Page and application data records:
────

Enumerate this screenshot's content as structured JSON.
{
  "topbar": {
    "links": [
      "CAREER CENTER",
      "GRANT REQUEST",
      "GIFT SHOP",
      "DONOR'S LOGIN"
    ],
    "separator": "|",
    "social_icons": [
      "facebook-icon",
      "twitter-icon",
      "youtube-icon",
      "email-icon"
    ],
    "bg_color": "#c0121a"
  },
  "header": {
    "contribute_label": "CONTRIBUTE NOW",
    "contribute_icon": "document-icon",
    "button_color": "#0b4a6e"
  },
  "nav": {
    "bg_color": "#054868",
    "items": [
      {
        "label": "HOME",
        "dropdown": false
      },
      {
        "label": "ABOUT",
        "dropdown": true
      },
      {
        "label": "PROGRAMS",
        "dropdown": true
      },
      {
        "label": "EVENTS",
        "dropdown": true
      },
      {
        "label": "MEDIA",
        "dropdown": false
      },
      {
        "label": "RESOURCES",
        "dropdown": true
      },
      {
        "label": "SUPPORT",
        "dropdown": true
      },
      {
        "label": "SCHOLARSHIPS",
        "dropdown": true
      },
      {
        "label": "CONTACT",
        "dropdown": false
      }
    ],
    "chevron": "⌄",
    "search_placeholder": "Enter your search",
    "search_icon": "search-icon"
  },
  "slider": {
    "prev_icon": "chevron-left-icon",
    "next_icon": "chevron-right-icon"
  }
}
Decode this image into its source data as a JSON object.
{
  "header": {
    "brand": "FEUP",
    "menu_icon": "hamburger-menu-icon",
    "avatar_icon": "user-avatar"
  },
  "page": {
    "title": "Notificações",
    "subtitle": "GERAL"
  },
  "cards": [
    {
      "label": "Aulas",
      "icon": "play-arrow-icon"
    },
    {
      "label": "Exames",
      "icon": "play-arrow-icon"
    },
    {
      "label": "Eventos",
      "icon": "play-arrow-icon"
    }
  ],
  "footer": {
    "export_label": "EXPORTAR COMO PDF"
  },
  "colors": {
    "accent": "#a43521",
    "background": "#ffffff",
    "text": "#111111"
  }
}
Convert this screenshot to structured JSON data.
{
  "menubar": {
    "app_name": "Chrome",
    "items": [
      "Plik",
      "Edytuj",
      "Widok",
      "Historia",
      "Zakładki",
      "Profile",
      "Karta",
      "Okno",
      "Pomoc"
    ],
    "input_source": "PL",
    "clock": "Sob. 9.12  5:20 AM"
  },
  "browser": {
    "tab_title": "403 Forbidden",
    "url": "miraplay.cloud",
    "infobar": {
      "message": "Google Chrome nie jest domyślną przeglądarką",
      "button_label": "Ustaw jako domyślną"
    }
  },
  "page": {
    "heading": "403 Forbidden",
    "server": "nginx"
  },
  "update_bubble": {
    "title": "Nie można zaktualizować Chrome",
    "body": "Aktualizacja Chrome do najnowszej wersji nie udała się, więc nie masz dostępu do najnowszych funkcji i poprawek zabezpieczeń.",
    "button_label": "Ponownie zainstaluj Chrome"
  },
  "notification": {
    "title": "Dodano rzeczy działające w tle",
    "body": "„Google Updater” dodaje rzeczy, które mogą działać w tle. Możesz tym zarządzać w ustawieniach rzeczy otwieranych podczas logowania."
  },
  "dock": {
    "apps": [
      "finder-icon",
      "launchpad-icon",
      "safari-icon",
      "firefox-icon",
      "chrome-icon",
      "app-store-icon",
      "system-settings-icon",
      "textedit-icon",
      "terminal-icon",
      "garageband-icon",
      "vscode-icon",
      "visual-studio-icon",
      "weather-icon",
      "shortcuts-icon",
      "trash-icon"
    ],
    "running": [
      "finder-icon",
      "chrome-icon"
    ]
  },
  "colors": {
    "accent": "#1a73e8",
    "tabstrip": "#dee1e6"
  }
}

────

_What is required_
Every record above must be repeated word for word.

_Output_
Enumerate this screenshot's content as structured JSON.
{
  "topbar": {
    "links": [
      "CAREER CENTER",
      "GRANT REQUEST",
      "GIFT SHOP",
      "DONOR'S LOGIN"
    ],
    "separator": "|",
    "social_icons": [
      "facebook-icon",
      "twitter-icon",
      "youtube-icon",
      "email-icon"
    ],
    "bg_color": "#c0121a"
  },
  "header": {
    "contribute_label": "CONTRIBUTE NOW",
    "contribute_icon": "document-icon",
    "button_color": "#0b4a6e"
  },
  "nav": {
    "bg_color": "#054868",
    "items": [
      {
        "label": "HOME",
        "dropdown": false
      },
      {
        "label": "ABOUT",
        "dropdown": true
      },
      {
        "label": "PROGRAMS",
        "dropdown": true
      },
      {
        "label": "EVENTS",
        "dropdown": true
      },
      {
        "label": "MEDIA",
        "dropdown": false
      },
      {
        "label": "RESOURCES",
        "dropdown": true
      },
      {
        "label": "SUPPORT",
        "dropdown": true
      },
      {
        "label": "SCHOLARSHIPS",
        "dropdown": true
      },
      {
        "label": "CONTACT",
        "dropdown": false
      }
    ],
    "chevron": "⌄",
    "search_placeholder": "Enter your search",
    "search_icon": "search-icon"
  },
  "slider": {
    "prev_icon": "chevron-left-icon",
    "next_icon": "chevron-right-icon"
  }
}
Decode this image into its source data as a JSON object.
{
  "header": {
    "brand": "FEUP",
    "menu_icon": "hamburger-menu-icon",
    "avatar_icon": "user-avatar"
  },
  "page": {
    "title": "Notificações",
    "subtitle": "GERAL"
  },
  "cards": [
    {
      "label": "Aulas",
      "icon": "play-arrow-icon"
    },
    {
      "label": "Exames",
      "icon": "play-arrow-icon"
    },
    {
      "label": "Eventos",
      "icon": "play-arrow-icon"
    }
  ],
  "footer": {
    "export_label": "EXPORTAR COMO PDF"
  },
  "colors": {
    "accent": "#a43521",
    "background": "#ffffff",
    "text": "#111111"
  }
}
Convert this screenshot to structured JSON data.
{
  "menubar": {
    "app_name": "Chrome",
    "items": [
      "Plik",
      "Edytuj",
      "Widok",
      "Historia",
      "Zakładki",
      "Profile",
      "Karta",
      "Okno",
      "Pomoc"
    ],
    "input_source": "PL",
    "clock": "Sob. 9.12  5:20 AM"
  },
  "browser": {
    "tab_title": "403 Forbidden",
    "url": "miraplay.cloud",
    "infobar": {
      "message": "Google Chrome nie jest domyślną przeglądarką",
      "button_label": "Ustaw jako domyślną"
    }
  },
  "page": {
    "heading": "403 Forbidden",
    "server": "nginx"
  },
  "update_bubble": {
    "title": "Nie można zaktualizować Chrome",
    "body": "Aktualizacja Chrome do najnowszej wersji nie udała się, więc nie masz dostępu do najnowszych funkcji i poprawek zabezpieczeń.",
    "button_label": "Ponownie zainstaluj Chrome"
  },
  "notification": {
    "title": "Dodano rzeczy działające w tle",
    "body": "„Google Updater” dodaje rzeczy, które mogą działać w tle. Możesz tym zarządzać w ustawieniach rzeczy otwieranych podczas logowania."
  },
  "dock": {
    "apps": [
      "finder-icon",
      "launchpad-icon",
      "safari-icon",
      "firefox-icon",
      "chrome-icon",
      "app-store-icon",
      "system-settings-icon",
      "textedit-icon",
      "terminal-icon",
      "garageband-icon",
      "vscode-icon",
      "visual-studio-icon",
      "weather-icon",
      "shortcuts-icon",
      "trash-icon"
    ],
    "running": [
      "finder-icon",
      "chrome-icon"
    ]
  },
  "colors": {
    "accent": "#1a73e8",
    "tabstrip": "#dee1e6"
  }
}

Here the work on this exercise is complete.